In the dynamic world of video streaming, media organizations are constantly seeking efficient and cost-effective solutions to manage their large-scale implementations. One of the key metrics that has to be met to validate any purchase decisions is Total Cost of Ownership (TCO). And, like Maslov’s famous Hierarchy of Needs, TCO analysis must start with foundational requirements.
Broadcasters and telecommunications companies are facing a seismic shift. The traditional powerhouses of Pay-TV services and over-the-air broadcast television are witnessing a change in viewing as consumers increasingly gravitate towards subscription and ad-supported streaming video. This progressively changes the balance of the importance between traditional and streaming services, even from the same provider. The shift demands a re-evaluation of media supply chains and infrastructures, leading many broadcasters to contemplate a move to the cloud.
If you’ve been paying attention to the conversation around production rooms, “cloud” is everywhere, especially the benefits. But just because we talk about the benefits of going cloud, it doesn’t mean it’s a one-size-fits-all solution.
Different productions have different needs, from the size of what’s being captured to the size of the team working on it. Not only that but transitioning to cloud can sometimes entail changing from hardware to software and adapting to a new way of doing things.
To make a leap to cloud production and make it truly work for you, some considerations must be made.
Streaming might be our favorite pastime, but beneath the surface, it’s a colossal energy-guzzling process that’s taking a toll on our planet.
Today, the average consumer worldwide spends about 19 hours a week streaming video – but this can be much, much higher for some. And with a population of more than 742,200,000, Europeans could have streamed more than 735 billion hours – or 83 million years – of content in 2022 alone!
To put this into perspective, every hour of video streamed emits roughly 55g of CO2e. This would mean that Europeans streaming habits account to roughly 40.4 million metric tons of CO2e in just one year – the equivalent of driving 210 billion km, given the average gas-powered car emits 192g of CO2e per km.
In the fast-paced landscape of the broadcast and media industries, staying ahead of the technology curve requires adaptability and agility. To overcome the limitations of hardware-specific devices and embrace the future, broadcasters, content providers and distribution and delivery service providers are turning to cloud-based solutions. By transitioning to the cloud, they can unlock new levels of flexibility, efficiency, and scalability. In this article, we will explore the advantages of cloud and cloud-based solutions, overcoming migration challenges, the importance of becoming more agile, cost efficiency and scalability, security and regulatory considerations, and the rapid adoption of IP workflows in the industry.
Build vs. buy might not be the oldest dilemma in the streaming technology book, but it’s close. And when it comes to complex live streaming, the horns of that dilemma are particularly pointed.
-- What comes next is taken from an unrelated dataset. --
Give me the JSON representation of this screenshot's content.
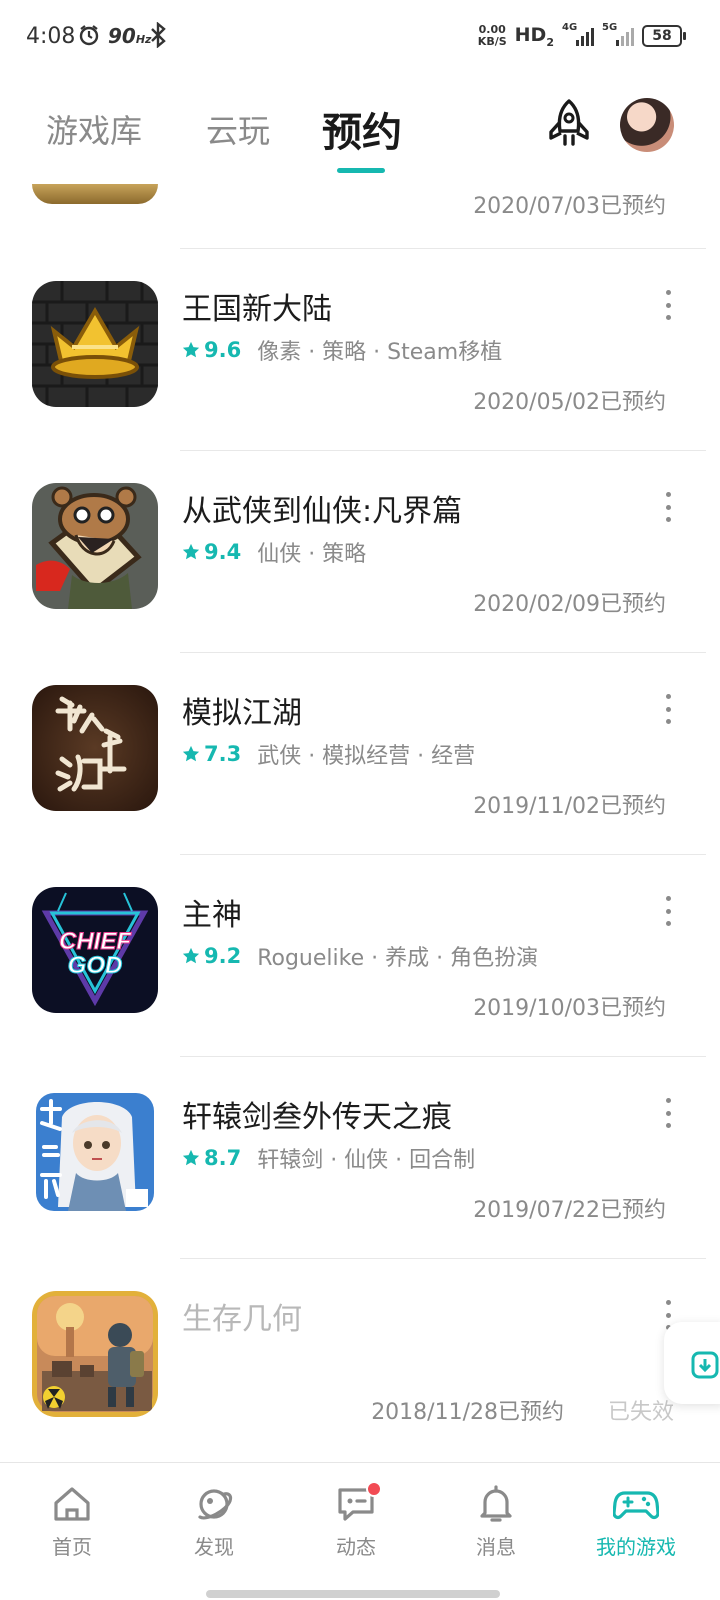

The streaming technology market is typified by off-the-shelf, line-of-business applications that do a few things very well, but are extremely difficult or impossible to extend if they don’t do exactly what you want. That lack of customization can be a dealbreaker.
On the other hand, for a broadcaster (or large enterprise, or betting company, or …) to build its own streaming platform from scratch requires a daunting investment of time and resources—resources that would be much better spent on their core business proposition.
So let’s dig a little deeper into both buying and building, as well as look at a middle path that offers media companies the best of both worlds.
Why is it so important to communicate the value of technology solutions to potential buyers? How will this improve their decision-making or outcomes? Because beyond the ever-present sales and marketing imperative is a more important driver: media businesses can’t fully benefit from the ecosystem of the future without understanding its significance.
While the shift from ground to cloud playout is well under way, there are several roadblocks on the path to a fully cloud-based infrastructure that will leave the broadcast industry in a transitional phase for years to come. Here, we delve into those obstacles and propose a hybrid approach for this interim period that allows broadcasters to continue utilizing their existing on-premises equipment, while reaping the benefits of cloud technology.
In the world of modern content production, the choice between cloud-based solutions and traditional hardware solutions has become increasingly critical. This is a question that Chyron has tackled along with customers and prospective customers, gaining insight into common assumptions, requirements, and opportunities with regard to cloud-based solutions for live production.
As we approach the end of the summer, marked as the warmest ever recorded, it’s clear that focusing on the environment and sustainability is crucial for all organizations and businesses. The TV and media industry has a dual responsibility. On one hand, it’s crucial to provide the public with accurate information about the situation, and on the other hand, it’s equally important to address the sustainability impact of producing and distributing TV and video content.